This grant was awarded for a 24-month program with the overall objective to significantly improve the mechanical properties of the carbon fiber/epoxy material used to construct hydrogen fuel tanks with CNT reinforcement. The goal is to reduce the weight of the tanks by 20 percent or more. A weight reduction of this magnitude will not only significantly lower the hydrogen fuel tank costs but also increase the vehicle’s fuel efficiency.
In addition to hydrogen storage vessels, this technology can also be used in compressed natural gas tanks.
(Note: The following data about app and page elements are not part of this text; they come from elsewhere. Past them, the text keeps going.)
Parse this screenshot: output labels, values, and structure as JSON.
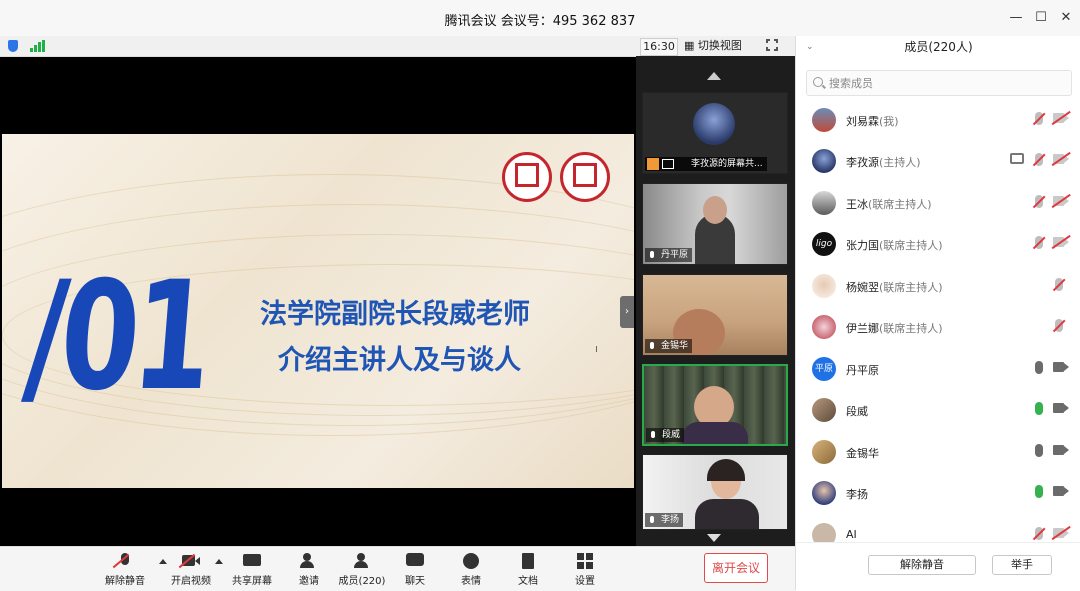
{
  "window": {
    "title": "腾讯会议 会议号：495 362 837"
  },
  "stage": {
    "clock": "16:30",
    "switch_view_label": "切换视图",
    "slide": {
      "number": "/01",
      "line1": "法学院副院长段威老师",
      "line2": "介绍主讲人及与谈人"
    },
    "thumbnails": [
      {
        "label": "李孜源的屏幕共..."
      },
      {
        "label": "丹平原"
      },
      {
        "label": "金锡华"
      },
      {
        "label": "段威"
      },
      {
        "label": "李扬"
      }
    ]
  },
  "toolbar": {
    "unmute_label": "解除静音",
    "video_label": "开启视频",
    "share_label": "共享屏幕",
    "invite_label": "邀请",
    "members_label": "成员(220)",
    "chat_label": "聊天",
    "reaction_label": "表情",
    "docs_label": "文档",
    "settings_label": "设置",
    "leave_label": "离开会议"
  },
  "panel": {
    "title": "成员(220人)",
    "search_placeholder": "搜索成员",
    "members": [
      {
        "name": "刘易霖",
        "role": "(我)"
      },
      {
        "name": "李孜源",
        "role": "(主持人)"
      },
      {
        "name": "王冰",
        "role": "(联席主持人)"
      },
      {
        "name": "张力国",
        "role": "(联席主持人)",
        "avatar_text": "ligo"
      },
      {
        "name": "杨婉翌",
        "role": "(联席主持人)"
      },
      {
        "name": "伊兰娜",
        "role": "(联席主持人)"
      },
      {
        "name": "丹平原",
        "role": "",
        "avatar_text": "平原"
      },
      {
        "name": "段威",
        "role": ""
      },
      {
        "name": "金锡华",
        "role": ""
      },
      {
        "name": "李扬",
        "role": ""
      },
      {
        "name": "AI",
        "role": ""
      }
    ],
    "unmute_all_label": "解除静音",
    "raise_hand_label": "举手"
  }
}
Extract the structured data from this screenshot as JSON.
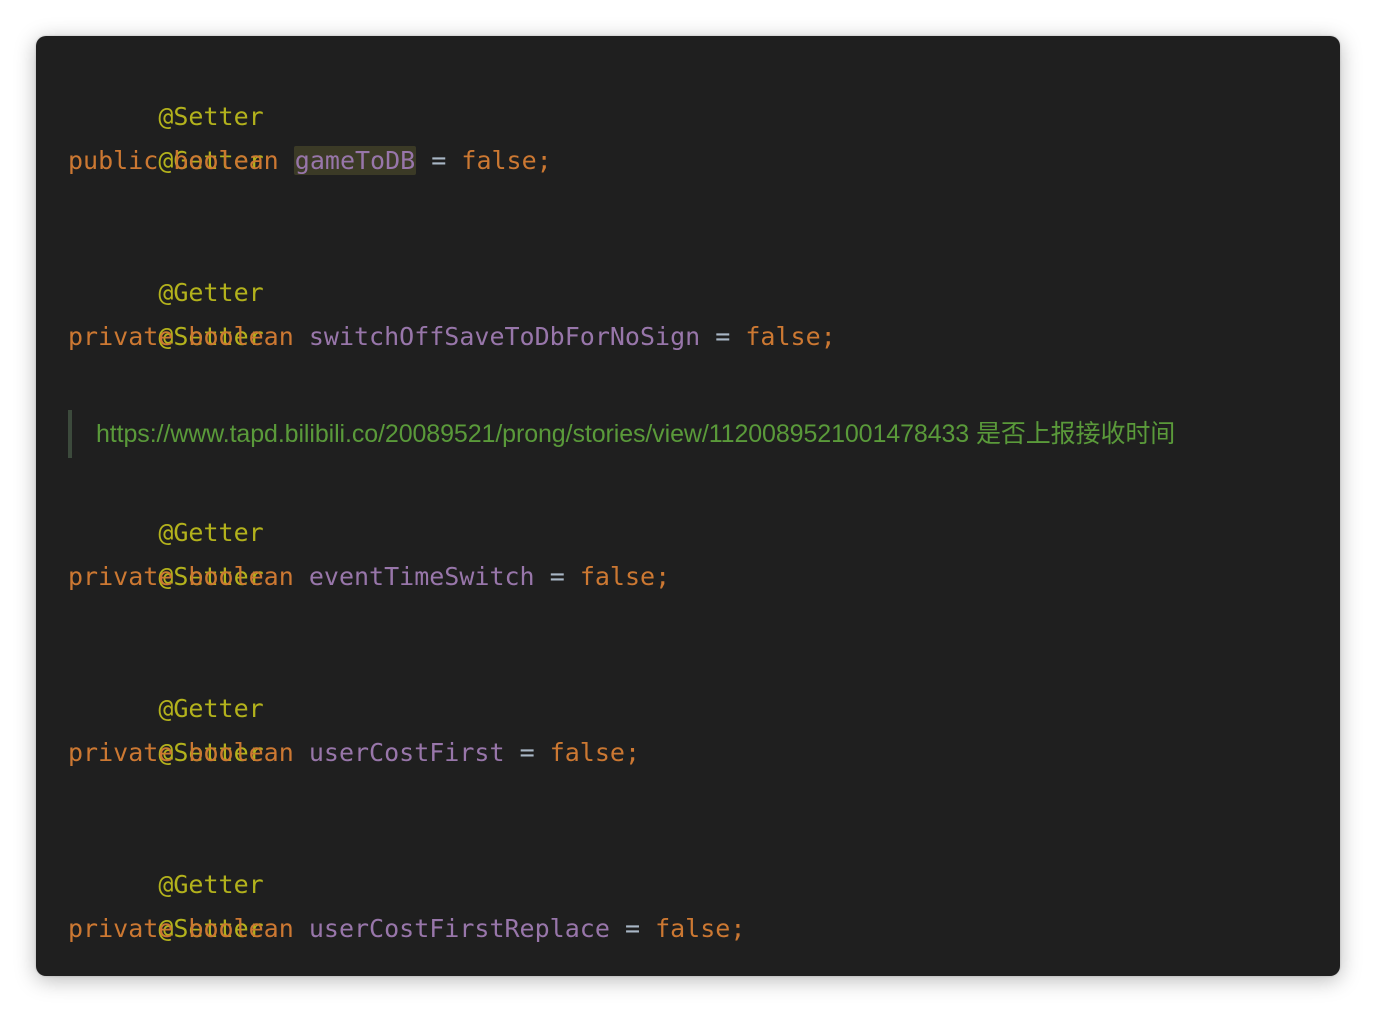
{
  "code": {
    "block1": {
      "annotation1": "@Setter",
      "annotation2": "@Getter",
      "modifier": "public",
      "type": "boolean",
      "field": "gameToDB",
      "equals": "=",
      "value": "false;"
    },
    "block2": {
      "annotation1": "@Getter",
      "annotation2": "@Setter",
      "modifier": "private",
      "type": "boolean",
      "field": "switchOffSaveToDbForNoSign",
      "equals": "=",
      "value": "false;"
    },
    "doc_comment": "https://www.tapd.bilibili.co/20089521/prong/stories/view/1120089521001478433 是否上报接收时间",
    "block3": {
      "annotation1": "@Getter",
      "annotation2": "@Setter",
      "modifier": "private",
      "type": "boolean",
      "field": "eventTimeSwitch",
      "equals": "=",
      "value": "false;"
    },
    "block4": {
      "annotation1": "@Getter",
      "annotation2": "@Setter",
      "modifier": "private",
      "type": "boolean",
      "field": "userCostFirst",
      "equals": "=",
      "value": "false;"
    },
    "block5": {
      "annotation1": "@Getter",
      "annotation2": "@Setter",
      "modifier": "private",
      "type": "boolean",
      "field": "userCostFirstReplace",
      "equals": "=",
      "value": "false;"
    }
  },
  "colors": {
    "background": "#1f1f1f",
    "annotation": "#b3b21c",
    "keyword": "#cc7832",
    "field": "#9876aa",
    "operator": "#a9b7c6",
    "doc_comment": "#5a9a3a",
    "highlight": "#3b3a26"
  }
}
The International Association of Natural Gas Vehicles reported that sales of composite pressure vessels are expected to reach $250 million by 2013, and upwards of $560 million by the end of the decade.
“We are currently working with a variety of organizations across several industries tailoring our composite materials to improve the underlying products of our potential customers, and we continue to receive numerous contracts for nanocomposite research from the government,” said Dr. Dongsheng Mao, Vice President of Engineering of Applied Nanotech, Inc.
“Nanocomposite materials are a very important part of our business. We are aiming to accelerate the commercialization of our technology in several industries including sports and recreation, for products such as fishing rods, bicycles and snowboards, as well as body and vehicle protection such as helmets, body armor, vehicle and helicopter ballistic armor, and other applications,” said Dr. Zvi Yaniv, CEO of Applied Nanotech, Inc. “With the capabilities of our Austin plant to produce 10-12 tons of carbon nanotube reinforced epoxy resin annually, the successful completion of this SBIR Phase II program could result in a product that can be immediately introduced to market.”